An arrest affidavit revealed the father of a 6-month-old girl that died after being left in a hot car had put her in a refrigerator before calling for help.

Michael Thedford was arrested and charged with manslaughter after Collin County Sheriff's Deputies found his daughter unresponsive at the family's home near Melissa Teusday afternoon.

According to the affidavit, Thedford had returned home with the baby at 9 a.m. after dropping off his two other children, ages 5 and 3, at daycare. The 6-month-old had spiked a fever the night before and couldn't go to daycare.

Thedford told police he forgot the baby in the van and went inside to go to sleep. She was in the van for about three hours before he woke up and discovered her.

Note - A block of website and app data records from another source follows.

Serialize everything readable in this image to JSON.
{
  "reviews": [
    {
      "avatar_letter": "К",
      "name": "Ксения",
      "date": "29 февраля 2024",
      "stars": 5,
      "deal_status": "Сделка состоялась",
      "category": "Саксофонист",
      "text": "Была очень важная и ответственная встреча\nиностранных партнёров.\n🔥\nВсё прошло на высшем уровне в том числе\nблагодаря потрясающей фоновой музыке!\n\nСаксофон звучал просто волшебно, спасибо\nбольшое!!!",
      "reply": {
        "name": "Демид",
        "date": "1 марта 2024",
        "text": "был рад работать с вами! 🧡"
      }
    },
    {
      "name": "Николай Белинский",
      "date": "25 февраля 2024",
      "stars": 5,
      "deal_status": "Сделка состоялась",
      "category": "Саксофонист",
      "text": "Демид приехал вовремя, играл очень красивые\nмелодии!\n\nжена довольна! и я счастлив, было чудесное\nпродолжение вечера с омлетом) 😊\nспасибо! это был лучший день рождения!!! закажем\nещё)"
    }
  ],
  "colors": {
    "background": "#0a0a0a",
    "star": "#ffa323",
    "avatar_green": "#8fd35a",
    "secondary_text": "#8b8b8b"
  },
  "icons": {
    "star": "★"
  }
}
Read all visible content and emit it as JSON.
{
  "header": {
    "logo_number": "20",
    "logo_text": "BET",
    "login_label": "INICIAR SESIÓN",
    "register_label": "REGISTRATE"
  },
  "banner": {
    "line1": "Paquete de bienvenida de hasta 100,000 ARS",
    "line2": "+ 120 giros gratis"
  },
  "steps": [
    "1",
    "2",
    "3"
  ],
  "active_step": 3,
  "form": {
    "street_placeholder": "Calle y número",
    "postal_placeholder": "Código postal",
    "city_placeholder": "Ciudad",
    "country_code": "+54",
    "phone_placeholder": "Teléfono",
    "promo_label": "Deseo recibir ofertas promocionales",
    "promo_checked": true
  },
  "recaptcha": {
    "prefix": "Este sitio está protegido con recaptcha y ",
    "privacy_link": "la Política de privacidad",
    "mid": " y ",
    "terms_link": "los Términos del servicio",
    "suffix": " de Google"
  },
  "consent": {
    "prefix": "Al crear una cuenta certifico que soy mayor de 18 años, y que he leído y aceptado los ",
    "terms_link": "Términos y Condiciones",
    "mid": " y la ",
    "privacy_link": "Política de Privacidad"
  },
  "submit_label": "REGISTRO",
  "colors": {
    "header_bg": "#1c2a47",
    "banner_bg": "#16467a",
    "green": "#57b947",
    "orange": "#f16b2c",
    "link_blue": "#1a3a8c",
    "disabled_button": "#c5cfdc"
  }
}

He told police she was stiff and "hot as a brick." He "placed the child in the refrigerator for an undetermined length of time prior to calling 911," the affidavit states.

Criminal attorney Todd Shapiro believes the little girl's father may have been negligent but not reckless, according to the law.

"I think it's going overboard. I think they've overcharged him, based on the facts of this case," Shapiro said. "That he acted in a reckless manner. I don't think he consciously disregarded any unjustifiable risk in this case."

Shapiro says the father's behavior after points to someone who cared for his child.

"It looks like he tried to do CPR to resuscitate her to no avail, so it sounds like his actions were very much as a parent that was living out their very worst nightmare," he said.

Neighbor Fabiola Contreras watched as firefighters and paramedics arrived, and then left quickly. She grew concerned when detectives swarmed the family's front yard.

Contreras said Thedford was home the whole time. His wife drove up later and the couple hugged and cried. Detectives videotaped Thedford describing how the child had gotten left in the van.

"They used a Mickey Mouse type of doll for him to show what happened. And now that I think about it, they also were measuring from the van to the door," she said.

Contreras said Thedford was a substitute teacher at Melissa High School. She said his family seemed loving.

"It's kind of shocking how this happened because on Sunday we saw family members and them having a good time for Father's Day," Contreras said.

The case brought back horrible memories for other parents who had a similar near-miss with their then-3-year-old son, Michael, last summer. They describe it as something that could happen to any parent.

Eric Stuyvesant forgot to drop Michael off at the babysitters after rushing to get his wife Michelle to work on time. He says he forgot his son was in the car for about an hour and twenty minutes.

"When I got there, he was profusely sweating," he recalled. "His eyes had turned grey. His lips were blue."

The Stuyvesants say Michael had six heat strokes and spent five weeks in the hospital and in rehab, learning to walk and eat again.

"It's crazy because it's one of your worst nightmares, as a parent," said Michelle Stuyvesant. "You hear the stories every summer."

The official high temperature in North Texas on Tuesday was 98 degrees, tying for the hottest day so far in 2016.

Thedford was released from jail after posting his $20,000 bond.